Dice are laid out on a table before a game-based learning discussion March 15 in the Center for Excellence in Teaching and Learning in the Charles V. Park Library.

After the Center for Learning through Games and Simulations was made an official center at Central Michigan University in August 2018, it has now completed its first academic year in its ongoing three-year trial. 

Originally called the Institute of Simulations and Games, the Center for Learning through Games and Simulations was deemed official last year and given three years to see if it would have an impact on the learning of students.

With its three-year trial, the center now has more funding to support faculty research of game-based learning, support conference travel and provide funding for the purchase and exposition of games and materials.

The center has participating faculty from across the university, with history faculty Jonathan Truitt serving as the director. 

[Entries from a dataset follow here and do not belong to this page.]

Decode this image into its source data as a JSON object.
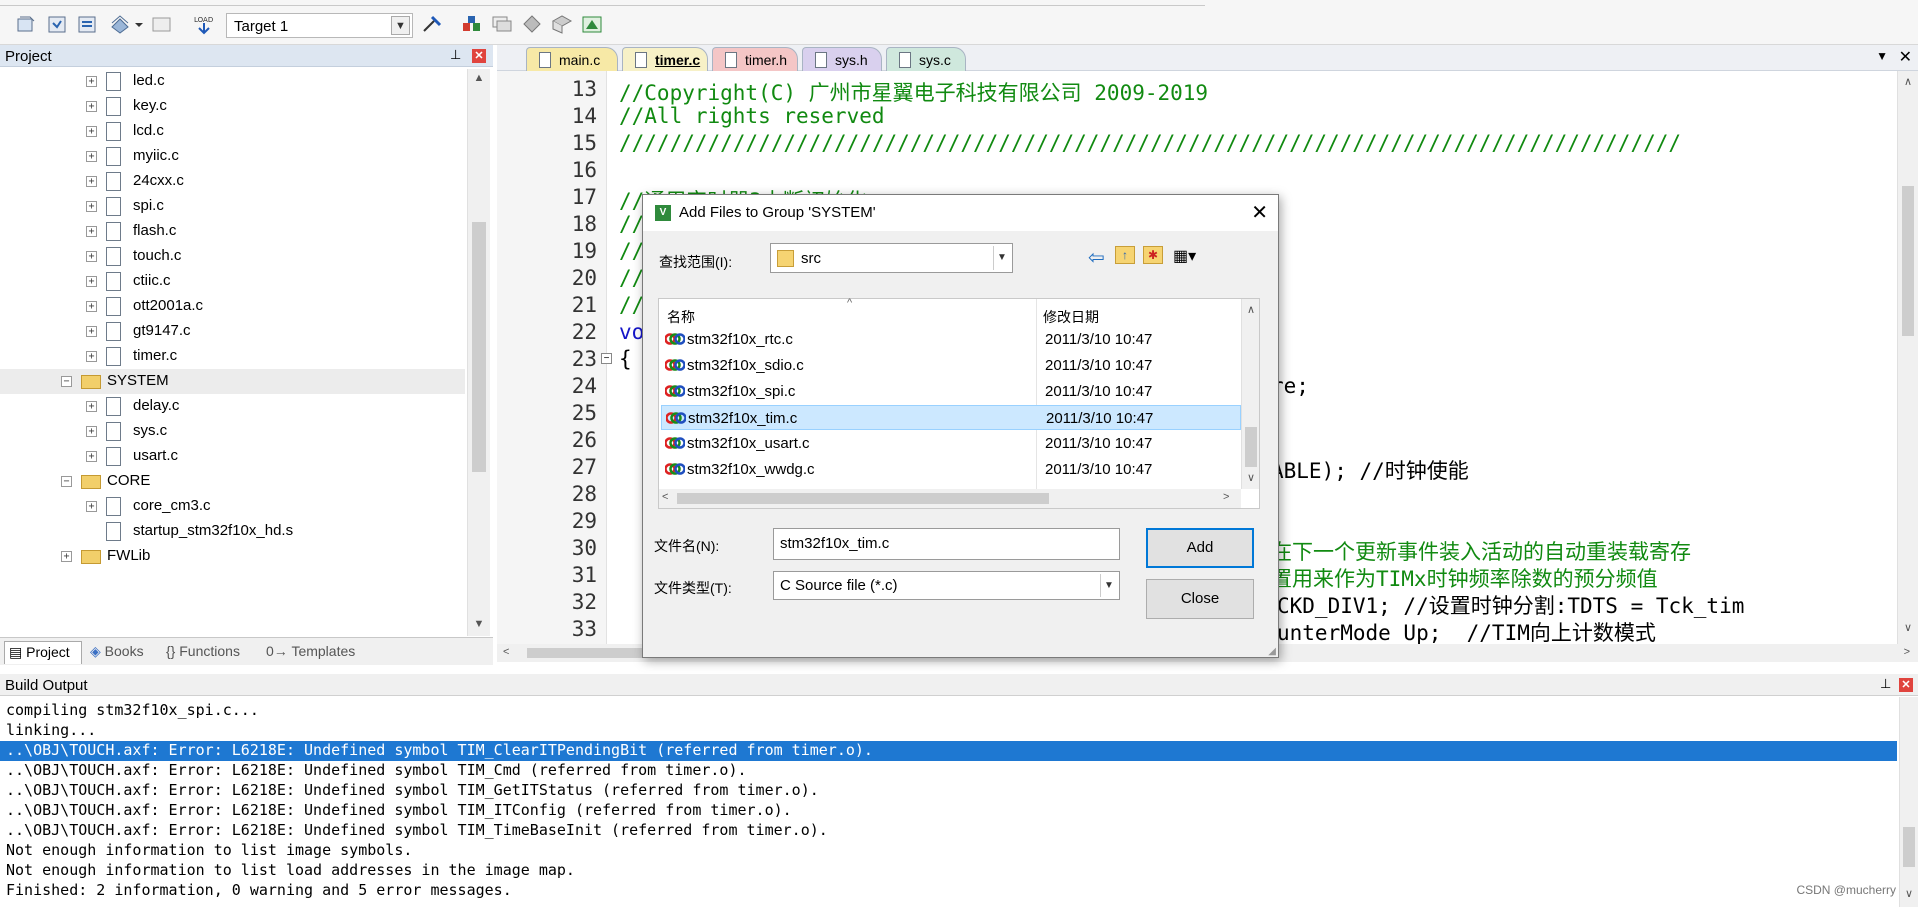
{
  "toolbar": {
    "target_value": "Target 1"
  },
  "project_panel": {
    "title": "Project",
    "tree": [
      {
        "label": "led.c",
        "kind": "file"
      },
      {
        "label": "key.c",
        "kind": "file"
      },
      {
        "label": "lcd.c",
        "kind": "file"
      },
      {
        "label": "myiic.c",
        "kind": "file"
      },
      {
        "label": "24cxx.c",
        "kind": "file"
      },
      {
        "label": "spi.c",
        "kind": "file"
      },
      {
        "label": "flash.c",
        "kind": "file"
      },
      {
        "label": "touch.c",
        "kind": "file"
      },
      {
        "label": "ctiic.c",
        "kind": "file"
      },
      {
        "label": "ott2001a.c",
        "kind": "file"
      },
      {
        "label": "gt9147.c",
        "kind": "file"
      },
      {
        "label": "timer.c",
        "kind": "file"
      },
      {
        "label": "SYSTEM",
        "kind": "group",
        "expanded": true
      },
      {
        "label": "delay.c",
        "kind": "file"
      },
      {
        "label": "sys.c",
        "kind": "file"
      },
      {
        "label": "usart.c",
        "kind": "file"
      },
      {
        "label": "CORE",
        "kind": "group",
        "expanded": true
      },
      {
        "label": "core_cm3.c",
        "kind": "file"
      },
      {
        "label": "startup_stm32f10x_hd.s",
        "kind": "file"
      },
      {
        "label": "FWLib",
        "kind": "group",
        "expanded": false
      }
    ],
    "tabs": [
      "Project",
      "Books",
      "Functions",
      "Templates"
    ]
  },
  "editor": {
    "tabs": [
      {
        "label": "main.c",
        "color": "#f7e9a6"
      },
      {
        "label": "timer.c",
        "color": "#f7f1c7"
      },
      {
        "label": "timer.h",
        "color": "#f4c6c6"
      },
      {
        "label": "sys.h",
        "color": "#d9d0ee"
      },
      {
        "label": "sys.c",
        "color": "#cfe8dd"
      }
    ],
    "lines": [
      {
        "n": "13",
        "text": "//Copyright(C) 广州市星翼电子科技有限公司 2009-2019"
      },
      {
        "n": "14",
        "text": "//All rights reserved"
      },
      {
        "n": "15",
        "text": "////////////////////////////////////////////////////////////////////////////////////"
      },
      {
        "n": "16",
        "text": ""
      },
      {
        "n": "17",
        "text": "//通用定时器3中断初始化"
      },
      {
        "n": "18",
        "text": "//"
      },
      {
        "n": "19",
        "text": "//"
      },
      {
        "n": "20",
        "text": "//"
      },
      {
        "n": "21",
        "text": "//"
      },
      {
        "n": "22",
        "text": "vo"
      },
      {
        "n": "23",
        "text": "{"
      },
      {
        "n": "24",
        "text": "re;"
      },
      {
        "n": "25",
        "text": ""
      },
      {
        "n": "26",
        "text": ""
      },
      {
        "n": "27",
        "text": "ABLE); //时钟使能"
      },
      {
        "n": "28",
        "text": ""
      },
      {
        "n": "29",
        "text": ""
      },
      {
        "n": "30",
        "text": "在下一个更新事件装入活动的自动重装载寄存"
      },
      {
        "n": "31",
        "text": "置用来作为TIMx时钟频率除数的预分频值"
      },
      {
        "n": "32",
        "text": "CKD_DIV1; //设置时钟分割:TDTS = Tck_tim"
      },
      {
        "n": "33",
        "text": "unterMode_Up;  //TIM向上计数模式"
      }
    ]
  },
  "build_output": {
    "title": "Build Output",
    "lines": [
      "compiling stm32f10x_spi.c...",
      "linking...",
      "..\\OBJ\\TOUCH.axf: Error: L6218E: Undefined symbol TIM_ClearITPendingBit (referred from timer.o).",
      "..\\OBJ\\TOUCH.axf: Error: L6218E: Undefined symbol TIM_Cmd (referred from timer.o).",
      "..\\OBJ\\TOUCH.axf: Error: L6218E: Undefined symbol TIM_GetITStatus (referred from timer.o).",
      "..\\OBJ\\TOUCH.axf: Error: L6218E: Undefined symbol TIM_ITConfig (referred from timer.o).",
      "..\\OBJ\\TOUCH.axf: Error: L6218E: Undefined symbol TIM_TimeBaseInit (referred from timer.o).",
      "Not enough information to list image symbols.",
      "Not enough information to list load addresses in the image map.",
      "Finished: 2 information, 0 warning and 5 error messages."
    ],
    "selected_index": 2,
    "selection_color": "#1e78d2"
  },
  "watermark": "CSDN @mucherry",
  "dialog": {
    "title": "Add Files to Group 'SYSTEM'",
    "lookin_label": "查找范围(I):",
    "lookin_value": "src",
    "col_name": "名称",
    "col_date": "修改日期",
    "files": [
      {
        "name": "stm32f10x_rtc.c",
        "date": "2011/3/10 10:47"
      },
      {
        "name": "stm32f10x_sdio.c",
        "date": "2011/3/10 10:47"
      },
      {
        "name": "stm32f10x_spi.c",
        "date": "2011/3/10 10:47"
      },
      {
        "name": "stm32f10x_tim.c",
        "date": "2011/3/10 10:47",
        "selected": true
      },
      {
        "name": "stm32f10x_usart.c",
        "date": "2011/3/10 10:47"
      },
      {
        "name": "stm32f10x_wwdg.c",
        "date": "2011/3/10 10:47"
      }
    ],
    "filename_label": "文件名(N):",
    "filename_value": "stm32f10x_tim.c",
    "filetype_label": "文件类型(T):",
    "filetype_value": "C Source file (*.c)",
    "add_label": "Add",
    "close_label": "Close"
  }
}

“Our goal is to support other faculty members who are engaged in using games and simulations to teach,” Truitt said. “We also do wider outreach where we support school district who are interested in learning how to use games and simulations as well.”

Truitt said that the center also has courses for students who are future educators or going into business to learn how to use games in teaching or training.

“We work with faculty to develop games, we work with students to develop games,” he said. 

Truitt said the games are usually not electronic and consist of board game or role-playing style games that allow students to interact with each other and the situations. 

Gamified courses give students the opportunity to learn without being in a class that is primarily lecture-based, said Holt junior Rachel Bennick. 

“Game-based learning is more engaging because you are actively doing something and not just participating in conversation,” Bennick said. 

She said the gamified learning style isn’t for everyone, but benefits some students more than normal lecture courses would.

“Gamification is taking a class and flipping it on its head,” said Katie Reck the Department of Human Environmental Studies faculty in the center. “I use gaming elements and apply them to the course.”

Gamified courses go farther than just playing Jeopardy or acting out events.

“You are playing a role, you are doing research outside of class on how to better play your role and the more you do it the better you do in the game,” Bennick said. “It adds a sense of competition, which most people are receptive to.”

The center is currently working on compiling a list of all the courses that are a part of the Center for Learning Through Games and Simulations.